Family man that spends two hours a day on the road to and from work. I either listen to Howard Stern or a book on audible. I tend to listen to biographies not much into story books.
I thought I knew most of the stories about and around The Who, I was wrong. Pete goes into some great depth about his struggles and interactions with his own personal struggles and the struggles with the band. He didn't seem to hold back, appears to be very honest. He wrote about things in depth that would have been easily trivialized. I appreciate his honesty and candid accounts of his life from his point of view. No sugar coating. I very much enjoyed this book. I would put this on par with Steve Jobs book. I would recommend this book to anyone who enjoys biographies. I am very glad he narrated the book. Wish more autobiography authors would do that. He seem to add some fake laughter at time that didn't really work for me but that is really nit picking.
I very much enjoyed this look into John's personal and professional life. Kind of knocked my music idol down to being human. I did enjoy Cynthia's view of Beatlemania and how it affected their family. Very revealing into Johns demons that he struggled with every day. Made me dislike Yoko even more than I already did. Some of the things Cynthia writes ( I know one sided) even so, if even close to truth Yoko is a raging, controlling, heartless B*TCH. WOW is all I can say. most would have put a hit out on her. I feel for Cynthia and Johns family. I would recommend this book highly, narration was spot on.
I enjoyed Robert's account of these famous rock stars interactions with him, although a bit superficial it was interesting.
Audible has changed my life! Dry , itchy eyes were destroying one of my greatest pleasures - reading. Now I am experiencing books again!
First of all, let me say that "Twelfth Night" is wonderful Shakespeare. It's great for an introduction to the bard: the story is easy to follow, the language is beautiful, there's music and comedy, and the characters are very appealing.

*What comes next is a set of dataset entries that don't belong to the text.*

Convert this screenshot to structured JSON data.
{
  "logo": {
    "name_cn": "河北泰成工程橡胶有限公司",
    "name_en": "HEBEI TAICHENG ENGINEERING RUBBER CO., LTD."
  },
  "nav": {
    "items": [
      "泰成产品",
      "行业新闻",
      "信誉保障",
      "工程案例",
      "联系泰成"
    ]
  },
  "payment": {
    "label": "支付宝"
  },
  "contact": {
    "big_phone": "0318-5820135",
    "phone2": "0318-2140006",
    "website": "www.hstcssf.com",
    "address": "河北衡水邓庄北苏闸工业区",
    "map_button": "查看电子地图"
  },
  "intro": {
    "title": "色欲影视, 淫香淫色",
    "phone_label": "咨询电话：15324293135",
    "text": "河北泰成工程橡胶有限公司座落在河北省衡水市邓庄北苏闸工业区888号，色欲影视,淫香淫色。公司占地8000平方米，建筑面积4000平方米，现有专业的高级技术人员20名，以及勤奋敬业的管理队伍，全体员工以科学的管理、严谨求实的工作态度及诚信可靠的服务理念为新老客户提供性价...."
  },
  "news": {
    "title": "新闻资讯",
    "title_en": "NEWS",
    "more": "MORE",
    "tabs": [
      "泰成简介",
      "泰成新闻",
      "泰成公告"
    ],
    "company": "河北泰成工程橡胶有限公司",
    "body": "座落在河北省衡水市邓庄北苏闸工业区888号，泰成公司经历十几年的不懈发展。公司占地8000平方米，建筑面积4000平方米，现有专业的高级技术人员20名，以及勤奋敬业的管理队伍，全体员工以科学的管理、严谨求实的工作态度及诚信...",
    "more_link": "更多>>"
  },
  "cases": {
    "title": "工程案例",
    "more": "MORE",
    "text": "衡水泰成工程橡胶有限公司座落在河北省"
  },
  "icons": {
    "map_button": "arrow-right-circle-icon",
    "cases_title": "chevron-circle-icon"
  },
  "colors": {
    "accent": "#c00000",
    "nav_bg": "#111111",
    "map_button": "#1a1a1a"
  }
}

The format here is the difference. There's an introduction, with background on the play as well as a brief biography of Shakespeare and his times. Then, the play begins. A narrator interrupts the action every few lines to re-phrase in "plain English" what's been said. This sort of interpretation is helpful to newcomers to the play, but it can also be quite distracting and, understandably, disrupts the flow of the production. For the best experience of the play itself, I think the way to proceed would be to listen first to a version without the commentary, then to this.
The commentary is quite good, I think. The explanations are presented clearly, and there is a distinction between information that is historical and that which is purely speculative (as much of Shakespeare's personal history must be).
This approach to "Twelfth Night" might be an excellent way to prepare for seeing a production of the play and is of interest to anyone wanting to experience it in considerable depth. Like others in the series, "Twelfth Night: Shakespeare Appreciated" is an obviously well-researched and well-executed effort. The experience might, however, require more commitment than the casual playgoer/reader wants.